* EXERCISE DIRECTIONS
Count the lines of the data below that include the string "BEGIN", and provide nothing but the result.

App and web page records
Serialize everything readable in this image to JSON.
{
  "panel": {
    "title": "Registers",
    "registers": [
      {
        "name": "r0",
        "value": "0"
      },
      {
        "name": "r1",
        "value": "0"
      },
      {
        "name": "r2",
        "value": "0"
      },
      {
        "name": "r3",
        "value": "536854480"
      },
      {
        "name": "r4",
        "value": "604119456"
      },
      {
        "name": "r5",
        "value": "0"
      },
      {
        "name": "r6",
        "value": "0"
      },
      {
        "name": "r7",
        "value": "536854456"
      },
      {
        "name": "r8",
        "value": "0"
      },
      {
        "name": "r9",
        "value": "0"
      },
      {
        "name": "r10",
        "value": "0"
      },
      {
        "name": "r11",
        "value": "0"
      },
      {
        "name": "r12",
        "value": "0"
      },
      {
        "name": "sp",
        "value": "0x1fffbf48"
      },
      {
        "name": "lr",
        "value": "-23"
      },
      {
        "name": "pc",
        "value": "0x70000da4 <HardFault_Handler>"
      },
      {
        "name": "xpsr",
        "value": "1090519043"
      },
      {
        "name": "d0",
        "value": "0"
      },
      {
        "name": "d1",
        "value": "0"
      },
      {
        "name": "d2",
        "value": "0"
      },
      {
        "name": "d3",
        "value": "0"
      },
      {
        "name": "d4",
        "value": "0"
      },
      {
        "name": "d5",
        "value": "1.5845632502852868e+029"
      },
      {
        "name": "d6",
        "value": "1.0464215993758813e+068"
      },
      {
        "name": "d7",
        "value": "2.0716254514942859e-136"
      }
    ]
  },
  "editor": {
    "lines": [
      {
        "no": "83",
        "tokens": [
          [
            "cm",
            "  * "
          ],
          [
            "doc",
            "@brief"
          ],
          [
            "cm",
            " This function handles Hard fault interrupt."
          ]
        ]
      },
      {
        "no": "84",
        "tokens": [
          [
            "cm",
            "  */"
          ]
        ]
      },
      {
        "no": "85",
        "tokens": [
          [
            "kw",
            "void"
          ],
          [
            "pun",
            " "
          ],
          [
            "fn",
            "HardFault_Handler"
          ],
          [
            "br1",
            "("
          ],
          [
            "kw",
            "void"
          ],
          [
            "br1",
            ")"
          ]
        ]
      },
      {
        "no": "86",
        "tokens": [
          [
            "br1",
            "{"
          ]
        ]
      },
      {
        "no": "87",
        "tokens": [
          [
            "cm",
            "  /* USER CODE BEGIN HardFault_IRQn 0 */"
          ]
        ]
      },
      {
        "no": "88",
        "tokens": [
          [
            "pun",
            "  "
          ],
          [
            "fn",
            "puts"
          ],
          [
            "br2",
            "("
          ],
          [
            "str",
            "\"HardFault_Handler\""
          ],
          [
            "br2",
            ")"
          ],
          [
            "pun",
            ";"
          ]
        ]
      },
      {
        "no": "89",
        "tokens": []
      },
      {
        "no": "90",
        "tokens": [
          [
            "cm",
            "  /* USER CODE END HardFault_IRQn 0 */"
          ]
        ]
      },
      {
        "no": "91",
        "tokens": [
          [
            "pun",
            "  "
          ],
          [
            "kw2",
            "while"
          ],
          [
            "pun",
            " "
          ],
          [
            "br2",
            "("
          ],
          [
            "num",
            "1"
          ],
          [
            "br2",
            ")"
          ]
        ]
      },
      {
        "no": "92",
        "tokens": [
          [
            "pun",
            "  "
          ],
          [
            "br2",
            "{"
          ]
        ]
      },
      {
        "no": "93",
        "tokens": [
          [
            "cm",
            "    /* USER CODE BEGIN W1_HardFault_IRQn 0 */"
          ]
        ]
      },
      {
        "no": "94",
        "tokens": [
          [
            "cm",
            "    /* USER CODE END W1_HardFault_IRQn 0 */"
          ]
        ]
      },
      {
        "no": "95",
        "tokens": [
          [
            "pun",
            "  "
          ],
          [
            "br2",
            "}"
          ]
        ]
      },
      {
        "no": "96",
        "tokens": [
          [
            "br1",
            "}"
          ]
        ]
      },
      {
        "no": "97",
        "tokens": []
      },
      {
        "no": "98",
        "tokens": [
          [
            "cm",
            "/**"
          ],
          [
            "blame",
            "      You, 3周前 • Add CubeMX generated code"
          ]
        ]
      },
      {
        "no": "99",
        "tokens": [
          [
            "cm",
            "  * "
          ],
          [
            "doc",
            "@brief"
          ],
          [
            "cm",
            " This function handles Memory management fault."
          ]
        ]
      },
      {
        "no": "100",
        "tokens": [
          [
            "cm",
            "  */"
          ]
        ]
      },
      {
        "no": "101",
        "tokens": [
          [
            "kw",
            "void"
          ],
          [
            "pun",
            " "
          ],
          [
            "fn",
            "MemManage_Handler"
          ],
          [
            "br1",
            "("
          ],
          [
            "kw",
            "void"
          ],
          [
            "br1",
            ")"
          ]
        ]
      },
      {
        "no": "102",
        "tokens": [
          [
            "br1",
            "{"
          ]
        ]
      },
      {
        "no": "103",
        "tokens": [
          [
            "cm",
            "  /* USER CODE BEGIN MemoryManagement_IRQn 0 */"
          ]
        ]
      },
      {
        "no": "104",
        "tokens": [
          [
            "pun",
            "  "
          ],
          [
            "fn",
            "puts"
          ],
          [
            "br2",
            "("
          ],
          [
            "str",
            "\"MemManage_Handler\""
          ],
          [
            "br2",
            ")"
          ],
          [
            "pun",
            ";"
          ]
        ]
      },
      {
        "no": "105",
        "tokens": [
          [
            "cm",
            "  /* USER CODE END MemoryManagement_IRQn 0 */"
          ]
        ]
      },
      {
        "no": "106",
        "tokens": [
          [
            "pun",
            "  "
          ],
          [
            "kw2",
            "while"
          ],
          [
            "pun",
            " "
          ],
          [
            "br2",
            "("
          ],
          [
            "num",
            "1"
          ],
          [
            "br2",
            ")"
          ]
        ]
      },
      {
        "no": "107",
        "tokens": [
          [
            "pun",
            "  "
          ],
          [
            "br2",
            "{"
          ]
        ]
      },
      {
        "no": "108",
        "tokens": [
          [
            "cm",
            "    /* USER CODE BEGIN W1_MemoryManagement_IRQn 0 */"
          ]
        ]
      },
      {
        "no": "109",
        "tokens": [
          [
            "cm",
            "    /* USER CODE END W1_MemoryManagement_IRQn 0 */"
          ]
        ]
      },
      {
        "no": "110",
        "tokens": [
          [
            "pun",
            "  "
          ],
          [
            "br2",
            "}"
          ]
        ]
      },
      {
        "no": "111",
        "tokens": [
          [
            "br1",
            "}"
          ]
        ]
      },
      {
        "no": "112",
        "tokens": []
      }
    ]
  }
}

* TASK ANSWER
4